This specific ISBN edition is currently not available.View all copies of this ISBN edition:
Lavishly illustrated with historical photographs from private and public North Dakota collections, the 8.5x11" book printed on acid-free paper features 21 major chapters and memories of nearly 100 former teachers and students. Handsomely bound with embossed gold with a dust jacket that has become a collector's item, the book provides the first major history of the 4,732 country schools of North Dakota and its students. There are chapters on what was taught, the qualifications and duties of the teachers, the tests students took, the role of the schools as community centers and as places where immigrants learned to become Americans, and first-hand accounts of the way it was during blizzards and prairie fires as well as the good times with Christmas programs and spring programs. Included in the book being sent around the world are chapters on school barns and the school lunch bucket and comparisons of the one-room schools in Norwegian and German from Russia communiti! es. Editor and author Warren A. Henke provides the first history of the Young Citizens League in the state, and editor and author Everett C. Albers offers an essay about his own experience in a one-room school in Oliver County, North Dakota.

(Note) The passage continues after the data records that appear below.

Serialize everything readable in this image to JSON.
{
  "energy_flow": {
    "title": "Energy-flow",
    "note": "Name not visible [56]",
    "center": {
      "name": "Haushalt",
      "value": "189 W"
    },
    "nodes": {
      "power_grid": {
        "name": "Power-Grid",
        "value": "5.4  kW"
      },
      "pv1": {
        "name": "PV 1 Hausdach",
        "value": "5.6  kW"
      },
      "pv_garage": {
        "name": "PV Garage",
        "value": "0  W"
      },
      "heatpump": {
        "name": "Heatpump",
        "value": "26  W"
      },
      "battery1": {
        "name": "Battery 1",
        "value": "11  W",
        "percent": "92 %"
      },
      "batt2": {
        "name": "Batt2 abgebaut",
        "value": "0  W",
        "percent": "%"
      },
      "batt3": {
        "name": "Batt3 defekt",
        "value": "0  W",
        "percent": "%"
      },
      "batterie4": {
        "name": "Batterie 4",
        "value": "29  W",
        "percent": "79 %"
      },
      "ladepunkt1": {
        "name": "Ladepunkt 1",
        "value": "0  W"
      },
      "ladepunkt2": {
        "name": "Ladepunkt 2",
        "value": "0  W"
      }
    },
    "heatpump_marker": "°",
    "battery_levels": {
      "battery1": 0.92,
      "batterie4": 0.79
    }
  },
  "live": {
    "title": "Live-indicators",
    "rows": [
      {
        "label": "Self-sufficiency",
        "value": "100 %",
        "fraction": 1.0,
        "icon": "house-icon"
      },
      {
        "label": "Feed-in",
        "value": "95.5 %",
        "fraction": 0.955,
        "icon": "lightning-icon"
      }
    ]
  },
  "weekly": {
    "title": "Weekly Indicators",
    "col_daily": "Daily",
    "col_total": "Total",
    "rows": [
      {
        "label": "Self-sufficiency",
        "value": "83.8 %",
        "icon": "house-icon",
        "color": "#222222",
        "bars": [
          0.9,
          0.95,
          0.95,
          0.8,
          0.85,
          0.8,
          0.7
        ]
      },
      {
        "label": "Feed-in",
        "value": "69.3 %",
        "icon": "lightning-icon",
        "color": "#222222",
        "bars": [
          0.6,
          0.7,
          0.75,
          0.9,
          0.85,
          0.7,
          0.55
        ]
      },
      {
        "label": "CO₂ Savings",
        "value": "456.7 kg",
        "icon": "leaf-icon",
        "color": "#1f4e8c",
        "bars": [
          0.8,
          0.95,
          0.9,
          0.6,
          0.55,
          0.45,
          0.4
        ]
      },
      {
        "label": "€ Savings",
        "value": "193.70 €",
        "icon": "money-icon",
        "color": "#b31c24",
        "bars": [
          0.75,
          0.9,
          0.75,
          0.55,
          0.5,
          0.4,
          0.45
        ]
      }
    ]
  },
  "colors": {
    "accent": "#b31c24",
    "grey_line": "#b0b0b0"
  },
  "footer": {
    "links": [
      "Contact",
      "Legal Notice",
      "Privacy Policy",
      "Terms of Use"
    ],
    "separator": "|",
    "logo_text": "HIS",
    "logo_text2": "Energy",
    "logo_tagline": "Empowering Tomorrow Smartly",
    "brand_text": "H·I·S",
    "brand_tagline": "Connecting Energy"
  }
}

"synopsis" may belong to another edition of this title.
Once more than 4,700, a mere ten of North Dakota's one-room schools remain at the dawn of the twenty-first century. But the legacy of the tens of thousands of teachers who educated nearly 90 percent of the state's students in the early years continues to influence our values and our philosophy of what our children and grandchildren ought learn. Hundreds of thousands of North Dakotans scattered throughout the United States and the world far beyond the state's borders began their education in country schools.
In the two decades at the beginning of the twentieth century when Europeans immigrated to the state to homestead, the population more than doubled to about the same number who live in North Dakota now. The country school became the community center where students learned the language of their new country and the rights and responsibilities of American citizenship.

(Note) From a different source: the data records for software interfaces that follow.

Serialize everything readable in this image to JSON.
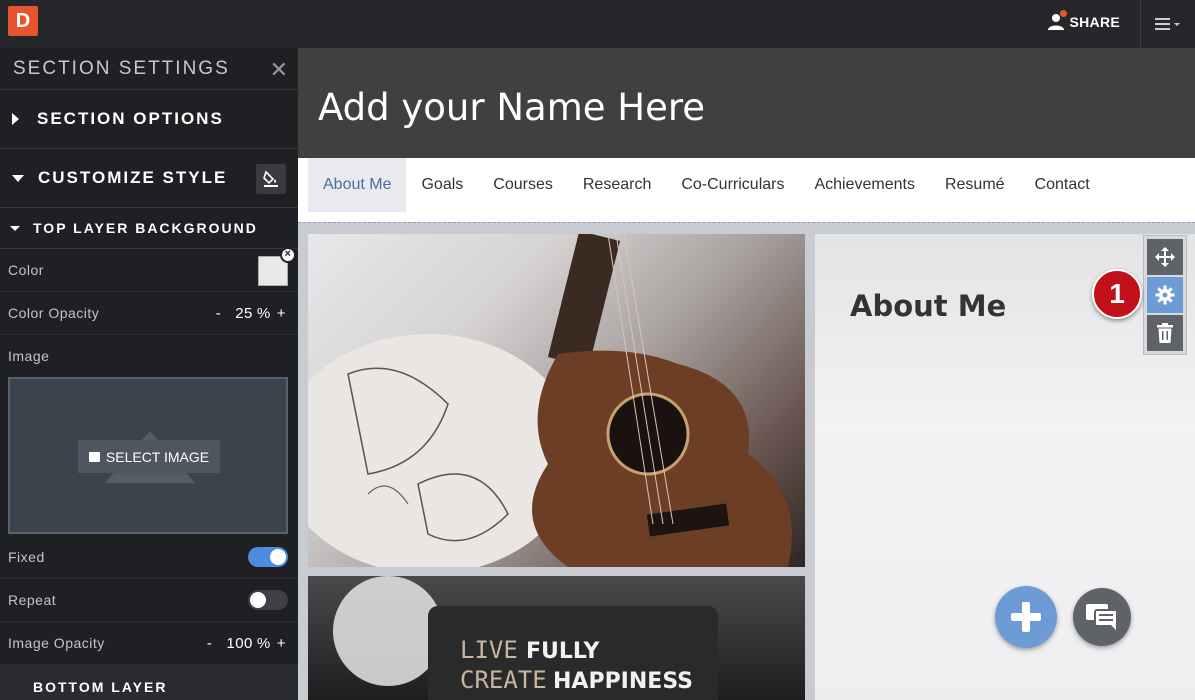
{
  "app": {
    "logo_letter": "D",
    "share_label": "SHARE",
    "accent": "#e8542f"
  },
  "sidebar": {
    "header": "SECTION SETTINGS",
    "section_options": "SECTION OPTIONS",
    "customize_style": "CUSTOMIZE STYLE",
    "top_layer": "TOP LAYER BACKGROUND",
    "color_label": "Color",
    "color_opacity_label": "Color Opacity",
    "color_opacity_value": "25",
    "image_label": "Image",
    "select_image": "SELECT IMAGE",
    "fixed_label": "Fixed",
    "fixed_on": true,
    "repeat_label": "Repeat",
    "repeat_on": false,
    "image_opacity_label": "Image Opacity",
    "image_opacity_value": "100",
    "percent_sign": "%",
    "minus": "-",
    "plus": "+",
    "bottom_layer": "BOTTOM LAYER"
  },
  "site": {
    "title": "Add your Name Here",
    "nav": [
      {
        "label": "About Me",
        "active": true
      },
      {
        "label": "Goals"
      },
      {
        "label": "Courses"
      },
      {
        "label": "Research"
      },
      {
        "label": "Co-Curriculars"
      },
      {
        "label": "Achievements"
      },
      {
        "label": "Resumé"
      },
      {
        "label": "Contact"
      }
    ],
    "about_title": "About Me",
    "photo_text_line1_a": "LIVE",
    "photo_text_line1_b": "FULLY",
    "photo_text_line2_a": "CREATE",
    "photo_text_line2_b": "HAPPINESS"
  },
  "callout": {
    "number": "1"
  },
  "icons": [
    "close-icon",
    "paint-bucket-icon",
    "image-icon",
    "move-icon",
    "gear-icon",
    "trash-icon",
    "plus-icon",
    "chat-icon",
    "user-icon",
    "hamburger-icon"
  ]
}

Mostly shamefully underpaid, far-from-adequately educated themselves, country school teachers sometimes taught without even a dictionary or blackboard in the classroom. They kept the ignite burning in the potbellied stoves and fired the imagination of the students -- who might be as young as five and as old as eighteen or nineteen -- in those single rooms out on the prairie.
Here's the history of those schools illuminated with more than 100 photographs, first-person accounts by more than 80 former teachers and students, and essays by historians and educators from then and now. Much more than nostalgia, the reader will find more of the whole story than has ever been told of what it was like in country schools from the opening Pledge of Allegiance to the closing song.
Made possible in part by a major grant from the North Dakota Centennial Commission in 1988, The Legacy of North Dakota's Country Schools required a decade of researching.About the Author:
About fifteen years and eighteen miles separated the childhoods of editors and authors Warren A. Henke of New Salem and Everett C. Albers of Hannover, North Dakota. They met in 1972 as charter members of the state partner of the National Endowment for the Humanities and determined they were third cousins once removed. Historian Henke served as Chair of the North Dakota Humanties Council and has participated in scores of Council public programs. He holds a Ph.D. in history from the University of New Mexico. A teacher in North Dakota his entire professional career, including twenty-seven years at Bismarck State College, Henke has edited and contributed to several books on North Dakota subjects. Albers has served as executive director of the North Dakota Humanities Council since 1973. He grew up on a farm in Oliver County and attended one-room schools. He holds an M.A. in English from Colorado State University. He has edited collections of memories of North Dakota seni! ors and the eight-volume The Way It Was: The North Dakota Frontier Experience, which features the stories of the original homesteaders to North Dakota.
"About this title" may belong to another edition of this title.
Book Description North Dakota Humanities Council, 1997. Condition: New. book. Seller Inventory # M0965457923